I read a story several years ago about a young family out west. The husband and wife had gone through some rocky times, and the young wife finally got so disillusioned with the stress of marriage and the responsibility of being a mother that she had to just get away. And one morning the husband awakened to a note beside him in their bed, but she was gone. And he agonized over her leaving but felt that she needed a little space, and so he didn’t try to follow her. He did call her cell phone that day and every day for over a week. He told her he loved her. He begged her to come home, and she listened to what he had to say. And he could often hear her softly weeping, but she stubbornly refused to come home.
As Christmas approached, the young father became more intentional, and he decided to go and to hire a private investigator to help him locate her. A week later, lo and behold, the detective stumbled across her in a low budget motel in a bad area of Las Vegas. And without alerting her to his discovery, he called the husband back in California. And several days before Christmas she sat on a lumpy motel bed all by herself in a dimly lit room. She felt about as lonely as she’d ever felt in her entire life, and suddenly she heard a knock. Softly at first and then it grew louder. And cautiously she walked across the room and peeked through the curtain.
Her heart skipped a beat when she saw her husband standing in the doorway. She slid the chain free; she threw open the door, and she fell into his arms. He repeated his familiar speech: “We love you. We need you. Please come home.” And this time…this time she was throwing the few clothes into her old suitcase and heading for his car. A week later the Christmas tree was now back in the attic; the children were in school, and he asked her, “Why did you wait so long to come home? I begged you to come back a dozen times. What took you so long?” And she said, “You told me you loved me. You told me you needed me. But those were just words until you came.”
Two thousand years ago the God of the Universe came. He left heaven and He came through the doorway of earth. He set aside His power. Why? To rescue and redeem you. And rather than you just hearing that God loves you, He decided to put it into action by coming to earth. And someone doesn’t come that far unless they love you and unless they want to have a relationship with you. “For unto you is born this day in the city of David a Savior. He is Christ the Lord.”
Let’s pray. Our Father in heaven, we have gotten off of the narrow path and we have moved far away from Your plan for our lives. Lord, I pray for those who need to start afresh and head in the right direction. May You remind them, Lord, that You stand at the door and knock? And anyone who hears Your voice…anyone who hears Your voice can open that door, and You will come in and You will eat with us and You will build that relationship with us. So, Lord, our prayer is that people will do just that and that they will go through that doorway only to find You on the other side. It’s in Jesus’ name we pray. Amen.

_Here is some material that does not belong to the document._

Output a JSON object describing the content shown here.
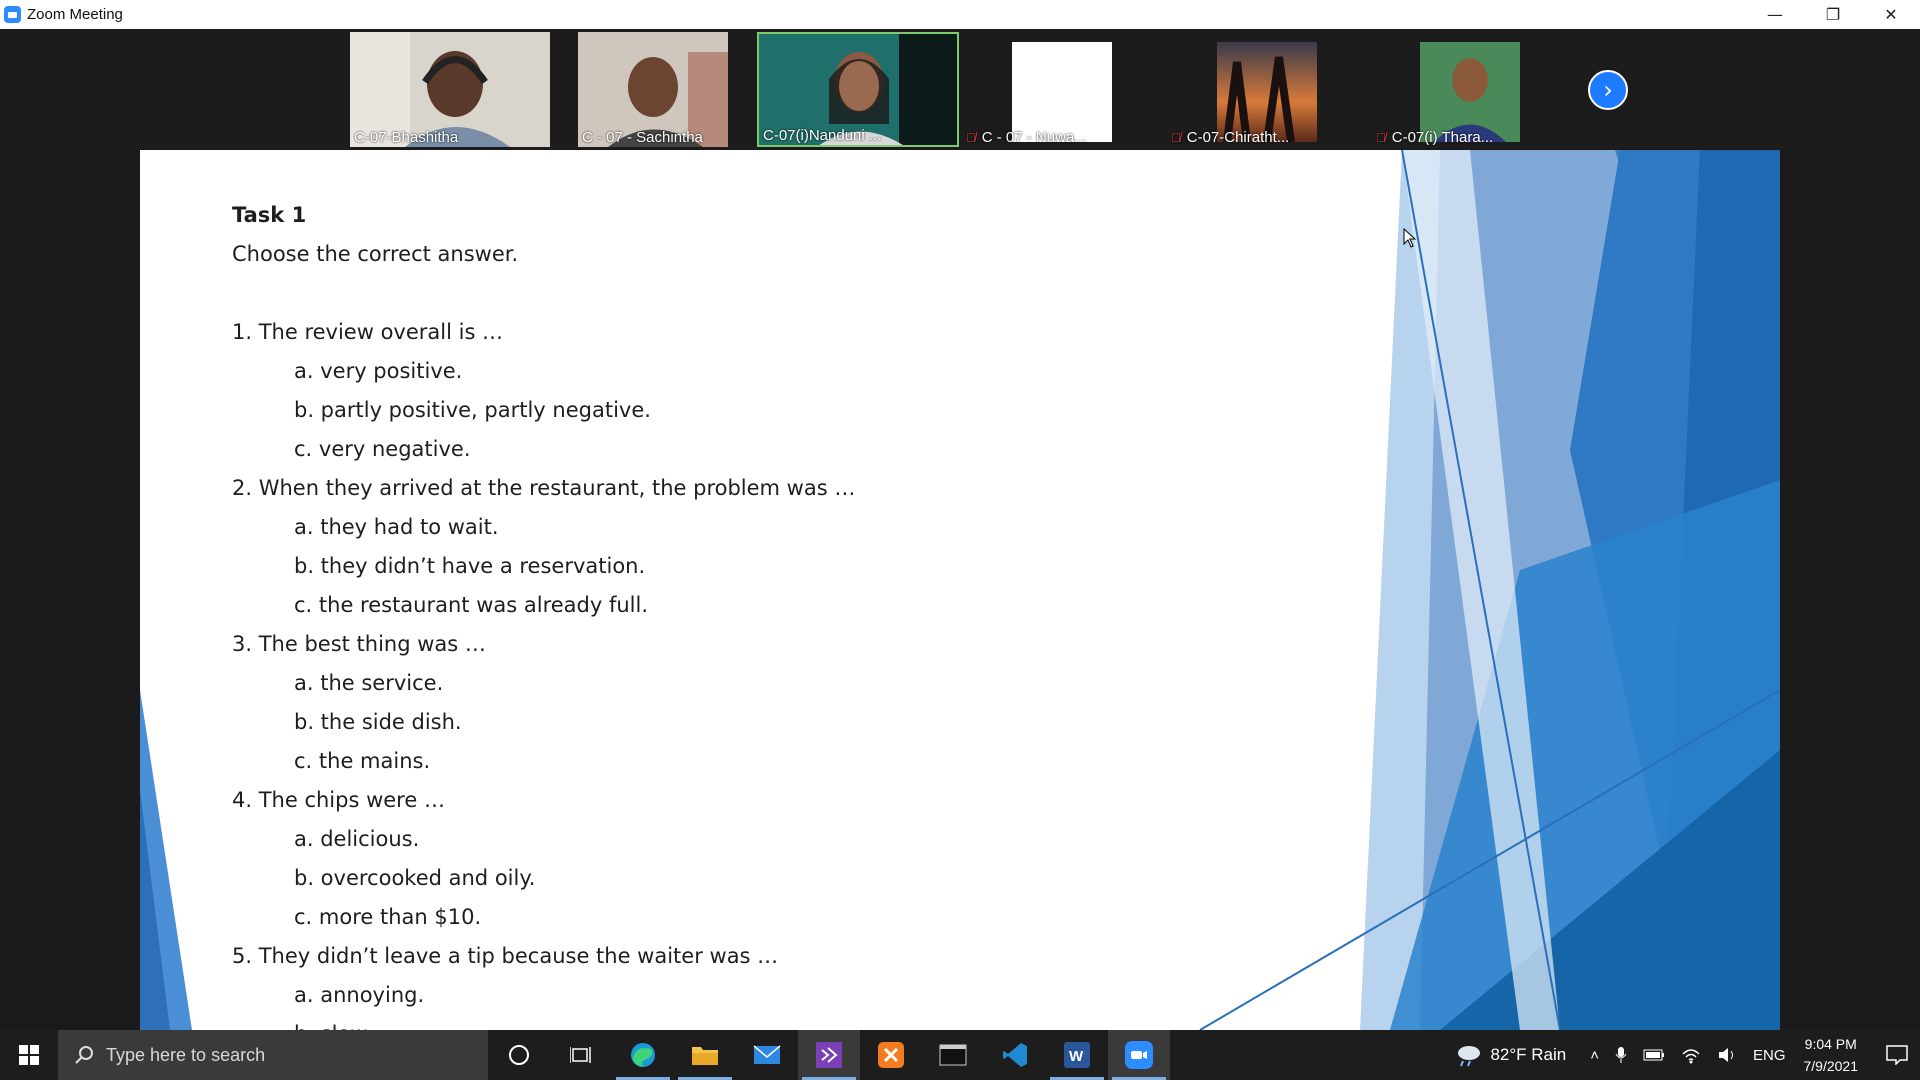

You know, it doesn’t do a lot of good if Jesus is born in Bethlehem if He isn’t born in your heart as well. You may have come here on a snowy day and you wanted just to sit back and just to chill. Maybe today is the day for you to step out and to say, “You know what? I want Christ to be the Lord of my life.” Maybe this is the day for you to say, “I want this church to be my church home.” Maybe this is the day when you say, “You know what? I just could use some prayer because this is a difficult season for me.” Whatever your need is, you can meet me down front as we stand together and as we worship.
Dave Stone is Senior Pastor of Southeast Christian Church in Louisville KY
Unless otherwise noted: “Scripture taken from the Holy Bible, New International Version. Copyright 1973, 1978, 1984, 2011 by International Bible Society. Used by permission of Zondervan Publishing House. 2012, Southeast Christian Church of Jefferson County, Kentucky, Inc.